(DATA SUPPLIED Opens)

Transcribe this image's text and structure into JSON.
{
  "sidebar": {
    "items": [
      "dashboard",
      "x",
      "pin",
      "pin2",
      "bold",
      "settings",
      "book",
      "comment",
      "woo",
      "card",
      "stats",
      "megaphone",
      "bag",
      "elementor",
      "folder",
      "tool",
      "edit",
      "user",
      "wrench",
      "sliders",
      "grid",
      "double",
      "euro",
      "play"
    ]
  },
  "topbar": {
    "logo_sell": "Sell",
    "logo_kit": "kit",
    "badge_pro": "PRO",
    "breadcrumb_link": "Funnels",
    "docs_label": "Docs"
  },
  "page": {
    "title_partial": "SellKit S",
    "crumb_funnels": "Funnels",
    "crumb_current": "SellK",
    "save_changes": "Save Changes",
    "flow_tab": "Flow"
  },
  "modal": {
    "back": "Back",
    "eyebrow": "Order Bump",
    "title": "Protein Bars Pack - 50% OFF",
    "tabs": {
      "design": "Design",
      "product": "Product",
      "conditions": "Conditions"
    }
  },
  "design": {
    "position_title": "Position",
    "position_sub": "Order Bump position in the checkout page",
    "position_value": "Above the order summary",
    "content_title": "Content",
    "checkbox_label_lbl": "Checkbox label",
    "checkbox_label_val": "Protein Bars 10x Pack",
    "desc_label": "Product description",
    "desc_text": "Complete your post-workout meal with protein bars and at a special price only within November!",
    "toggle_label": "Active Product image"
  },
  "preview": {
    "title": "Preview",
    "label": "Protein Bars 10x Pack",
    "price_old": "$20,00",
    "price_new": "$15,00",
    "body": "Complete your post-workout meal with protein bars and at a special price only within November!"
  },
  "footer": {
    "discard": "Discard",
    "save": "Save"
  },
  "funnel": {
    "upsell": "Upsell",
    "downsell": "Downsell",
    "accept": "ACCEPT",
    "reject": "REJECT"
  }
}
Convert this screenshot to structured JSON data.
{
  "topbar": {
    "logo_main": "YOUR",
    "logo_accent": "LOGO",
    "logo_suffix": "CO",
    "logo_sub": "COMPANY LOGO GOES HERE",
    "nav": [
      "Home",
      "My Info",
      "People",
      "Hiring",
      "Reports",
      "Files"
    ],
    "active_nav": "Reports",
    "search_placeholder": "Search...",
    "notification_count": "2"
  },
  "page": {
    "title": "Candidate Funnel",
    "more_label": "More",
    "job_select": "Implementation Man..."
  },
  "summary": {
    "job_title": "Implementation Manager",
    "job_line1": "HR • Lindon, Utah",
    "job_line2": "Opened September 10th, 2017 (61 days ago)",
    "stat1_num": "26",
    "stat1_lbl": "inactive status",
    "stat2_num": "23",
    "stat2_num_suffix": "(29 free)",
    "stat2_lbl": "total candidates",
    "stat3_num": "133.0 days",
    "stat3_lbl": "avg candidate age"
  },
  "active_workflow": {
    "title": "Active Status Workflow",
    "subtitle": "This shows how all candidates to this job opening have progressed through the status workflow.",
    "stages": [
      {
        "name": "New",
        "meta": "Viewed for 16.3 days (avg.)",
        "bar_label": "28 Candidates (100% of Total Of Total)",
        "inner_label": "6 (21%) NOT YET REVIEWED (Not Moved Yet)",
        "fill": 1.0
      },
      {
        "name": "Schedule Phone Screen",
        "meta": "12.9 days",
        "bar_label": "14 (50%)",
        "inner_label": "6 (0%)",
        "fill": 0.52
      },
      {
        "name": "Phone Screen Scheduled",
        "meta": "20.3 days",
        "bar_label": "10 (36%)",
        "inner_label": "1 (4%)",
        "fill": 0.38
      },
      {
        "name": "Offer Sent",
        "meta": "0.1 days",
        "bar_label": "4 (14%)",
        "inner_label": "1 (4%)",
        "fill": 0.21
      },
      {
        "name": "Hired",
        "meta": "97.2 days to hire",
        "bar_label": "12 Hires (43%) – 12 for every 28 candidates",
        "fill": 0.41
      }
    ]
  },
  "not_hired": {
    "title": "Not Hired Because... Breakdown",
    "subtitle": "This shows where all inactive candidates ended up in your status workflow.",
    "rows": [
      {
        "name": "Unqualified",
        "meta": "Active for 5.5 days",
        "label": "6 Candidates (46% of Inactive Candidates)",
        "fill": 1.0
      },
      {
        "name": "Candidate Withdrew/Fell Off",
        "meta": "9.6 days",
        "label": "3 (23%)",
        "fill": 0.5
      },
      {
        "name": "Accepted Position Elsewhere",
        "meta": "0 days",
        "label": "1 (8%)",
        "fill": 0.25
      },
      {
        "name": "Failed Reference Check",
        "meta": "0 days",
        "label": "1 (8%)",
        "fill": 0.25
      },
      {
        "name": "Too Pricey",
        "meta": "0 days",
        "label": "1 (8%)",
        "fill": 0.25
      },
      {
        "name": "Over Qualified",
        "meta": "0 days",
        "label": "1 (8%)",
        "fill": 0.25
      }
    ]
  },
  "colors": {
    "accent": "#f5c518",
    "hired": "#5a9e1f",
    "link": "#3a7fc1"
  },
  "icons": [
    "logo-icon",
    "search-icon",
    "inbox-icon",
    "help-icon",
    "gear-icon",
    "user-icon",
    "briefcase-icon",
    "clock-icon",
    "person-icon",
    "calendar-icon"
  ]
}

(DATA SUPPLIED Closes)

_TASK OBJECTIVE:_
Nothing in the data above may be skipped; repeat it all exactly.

_YOUR SOLUTION:_
Transcribe this image's text and structure into JSON.
{
  "sidebar": {
    "items": [
      "dashboard",
      "x",
      "pin",
      "pin2",
      "bold",
      "settings",
      "book",
      "comment",
      "woo",
      "card",
      "stats",
      "megaphone",
      "bag",
      "elementor",
      "folder",
      "tool",
      "edit",
      "user",
      "wrench",
      "sliders",
      "grid",
      "double",
      "euro",
      "play"
    ]
  },
  "topbar": {
    "logo_sell": "Sell",
    "logo_kit": "kit",
    "badge_pro": "PRO",
    "breadcrumb_link": "Funnels",
    "docs_label": "Docs"
  },
  "page": {
    "title_partial": "SellKit S",
    "crumb_funnels": "Funnels",
    "crumb_current": "SellK",
    "save_changes": "Save Changes",
    "flow_tab": "Flow"
  },
  "modal": {
    "back": "Back",
    "eyebrow": "Order Bump",
    "title": "Protein Bars Pack - 50% OFF",
    "tabs": {
      "design": "Design",
      "product": "Product",
      "conditions": "Conditions"
    }
  },
  "design": {
    "position_title": "Position",
    "position_sub": "Order Bump position in the checkout page",
    "position_value": "Above the order summary",
    "content_title": "Content",
    "checkbox_label_lbl": "Checkbox label",
    "checkbox_label_val": "Protein Bars 10x Pack",
    "desc_label": "Product description",
    "desc_text": "Complete your post-workout meal with protein bars and at a special price only within November!",
    "toggle_label": "Active Product image"
  },
  "preview": {
    "title": "Preview",
    "label": "Protein Bars 10x Pack",
    "price_old": "$20,00",
    "price_new": "$15,00",
    "body": "Complete your post-workout meal with protein bars and at a special price only within November!"
  },
  "footer": {
    "discard": "Discard",
    "save": "Save"
  },
  "funnel": {
    "upsell": "Upsell",
    "downsell": "Downsell",
    "accept": "ACCEPT",
    "reject": "REJECT"
  }
}
Convert this screenshot to structured JSON data.
{
  "topbar": {
    "logo_main": "YOUR",
    "logo_accent": "LOGO",
    "logo_suffix": "CO",
    "logo_sub": "COMPANY LOGO GOES HERE",
    "nav": [
      "Home",
      "My Info",
      "People",
      "Hiring",
      "Reports",
      "Files"
    ],
    "active_nav": "Reports",
    "search_placeholder": "Search...",
    "notification_count": "2"
  },
  "page": {
    "title": "Candidate Funnel",
    "more_label": "More",
    "job_select": "Implementation Man..."
  },
  "summary": {
    "job_title": "Implementation Manager",
    "job_line1": "HR • Lindon, Utah",
    "job_line2": "Opened September 10th, 2017 (61 days ago)",
    "stat1_num": "26",
    "stat1_lbl": "inactive status",
    "stat2_num": "23",
    "stat2_num_suffix": "(29 free)",
    "stat2_lbl": "total candidates",
    "stat3_num": "133.0 days",
    "stat3_lbl": "avg candidate age"
  },
  "active_workflow": {
    "title": "Active Status Workflow",
    "subtitle": "This shows how all candidates to this job opening have progressed through the status workflow.",
    "stages": [
      {
        "name": "New",
        "meta": "Viewed for 16.3 days (avg.)",
        "bar_label": "28 Candidates (100% of Total Of Total)",
        "inner_label": "6 (21%) NOT YET REVIEWED (Not Moved Yet)",
        "fill": 1.0
      },
      {
        "name": "Schedule Phone Screen",
        "meta": "12.9 days",
        "bar_label": "14 (50%)",
        "inner_label": "6 (0%)",
        "fill": 0.52
      },
      {
        "name": "Phone Screen Scheduled",
        "meta": "20.3 days",
        "bar_label": "10 (36%)",
        "inner_label": "1 (4%)",
        "fill": 0.38
      },
      {
        "name": "Offer Sent",
        "meta": "0.1 days",
        "bar_label": "4 (14%)",
        "inner_label": "1 (4%)",
        "fill": 0.21
      },
      {
        "name": "Hired",
        "meta": "97.2 days to hire",
        "bar_label": "12 Hires (43%) – 12 for every 28 candidates",
        "fill": 0.41
      }
    ]
  },
  "not_hired": {
    "title": "Not Hired Because... Breakdown",
    "subtitle": "This shows where all inactive candidates ended up in your status workflow.",
    "rows": [
      {
        "name": "Unqualified",
        "meta": "Active for 5.5 days",
        "label": "6 Candidates (46% of Inactive Candidates)",
        "fill": 1.0
      },
      {
        "name": "Candidate Withdrew/Fell Off",
        "meta": "9.6 days",
        "label": "3 (23%)",
        "fill": 0.5
      },
      {
        "name": "Accepted Position Elsewhere",
        "meta": "0 days",
        "label": "1 (8%)",
        "fill": 0.25
      },
      {
        "name": "Failed Reference Check",
        "meta": "0 days",
        "label": "1 (8%)",
        "fill": 0.25
      },
      {
        "name": "Too Pricey",
        "meta": "0 days",
        "label": "1 (8%)",
        "fill": 0.25
      },
      {
        "name": "Over Qualified",
        "meta": "0 days",
        "label": "1 (8%)",
        "fill": 0.25
      }
    ]
  },
  "colors": {
    "accent": "#f5c518",
    "hired": "#5a9e1f",
    "link": "#3a7fc1"
  },
  "icons": [
    "logo-icon",
    "search-icon",
    "inbox-icon",
    "help-icon",
    "gear-icon",
    "user-icon",
    "briefcase-icon",
    "clock-icon",
    "person-icon",
    "calendar-icon"
  ]
}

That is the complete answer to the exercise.